WHAT THE TASK ASKS: Would you repeat every line of the data exactly?

DATASET RECORDS:
---

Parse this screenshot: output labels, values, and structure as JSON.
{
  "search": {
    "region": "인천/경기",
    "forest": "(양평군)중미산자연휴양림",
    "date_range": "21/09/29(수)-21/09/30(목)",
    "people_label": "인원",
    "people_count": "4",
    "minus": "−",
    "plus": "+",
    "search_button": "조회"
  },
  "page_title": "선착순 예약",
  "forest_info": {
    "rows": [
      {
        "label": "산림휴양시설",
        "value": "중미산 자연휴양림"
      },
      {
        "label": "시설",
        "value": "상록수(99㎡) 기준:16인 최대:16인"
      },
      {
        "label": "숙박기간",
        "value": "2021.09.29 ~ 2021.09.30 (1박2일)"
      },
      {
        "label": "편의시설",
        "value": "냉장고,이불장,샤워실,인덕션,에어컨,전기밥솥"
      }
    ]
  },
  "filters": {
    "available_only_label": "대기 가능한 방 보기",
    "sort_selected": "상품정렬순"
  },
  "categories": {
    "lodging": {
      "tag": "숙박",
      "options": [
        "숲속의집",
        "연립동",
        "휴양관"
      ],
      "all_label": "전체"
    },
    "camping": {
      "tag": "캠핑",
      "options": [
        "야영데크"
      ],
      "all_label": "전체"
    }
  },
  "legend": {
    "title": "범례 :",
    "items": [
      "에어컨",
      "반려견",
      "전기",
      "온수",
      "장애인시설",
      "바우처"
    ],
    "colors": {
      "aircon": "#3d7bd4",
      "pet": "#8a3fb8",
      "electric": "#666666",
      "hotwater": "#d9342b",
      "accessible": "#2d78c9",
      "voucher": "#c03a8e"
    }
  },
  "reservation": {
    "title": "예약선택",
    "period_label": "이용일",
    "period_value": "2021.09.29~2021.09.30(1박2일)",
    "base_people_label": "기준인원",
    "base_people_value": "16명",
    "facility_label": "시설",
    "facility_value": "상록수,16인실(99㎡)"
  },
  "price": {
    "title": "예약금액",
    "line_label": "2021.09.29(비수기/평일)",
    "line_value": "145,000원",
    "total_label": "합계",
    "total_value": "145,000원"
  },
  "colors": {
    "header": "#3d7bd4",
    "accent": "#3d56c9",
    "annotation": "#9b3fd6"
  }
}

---

SOLUTION TO THIS EXERCISE:
Parse this screenshot: output labels, values, and structure as JSON.
{
  "search": {
    "region": "인천/경기",
    "forest": "(양평군)중미산자연휴양림",
    "date_range": "21/09/29(수)-21/09/30(목)",
    "people_label": "인원",
    "people_count": "4",
    "minus": "−",
    "plus": "+",
    "search_button": "조회"
  },
  "page_title": "선착순 예약",
  "forest_info": {
    "rows": [
      {
        "label": "산림휴양시설",
        "value": "중미산 자연휴양림"
      },
      {
        "label": "시설",
        "value": "상록수(99㎡) 기준:16인 최대:16인"
      },
      {
        "label": "숙박기간",
        "value": "2021.09.29 ~ 2021.09.30 (1박2일)"
      },
      {
        "label": "편의시설",
        "value": "냉장고,이불장,샤워실,인덕션,에어컨,전기밥솥"
      }
    ]
  },
  "filters": {
    "available_only_label": "대기 가능한 방 보기",
    "sort_selected": "상품정렬순"
  },
  "categories": {
    "lodging": {
      "tag": "숙박",
      "options": [
        "숲속의집",
        "연립동",
        "휴양관"
      ],
      "all_label": "전체"
    },
    "camping": {
      "tag": "캠핑",
      "options": [
        "야영데크"
      ],
      "all_label": "전체"
    }
  },
  "legend": {
    "title": "범례 :",
    "items": [
      "에어컨",
      "반려견",
      "전기",
      "온수",
      "장애인시설",
      "바우처"
    ],
    "colors": {
      "aircon": "#3d7bd4",
      "pet": "#8a3fb8",
      "electric": "#666666",
      "hotwater": "#d9342b",
      "accessible": "#2d78c9",
      "voucher": "#c03a8e"
    }
  },
  "reservation": {
    "title": "예약선택",
    "period_label": "이용일",
    "period_value": "2021.09.29~2021.09.30(1박2일)",
    "base_people_label": "기준인원",
    "base_people_value": "16명",
    "facility_label": "시설",
    "facility_value": "상록수,16인실(99㎡)"
  },
  "price": {
    "title": "예약금액",
    "line_label": "2021.09.29(비수기/평일)",
    "line_value": "145,000원",
    "total_label": "합계",
    "total_value": "145,000원"
  },
  "colors": {
    "header": "#3d7bd4",
    "accent": "#3d56c9",
    "annotation": "#9b3fd6"
  }
}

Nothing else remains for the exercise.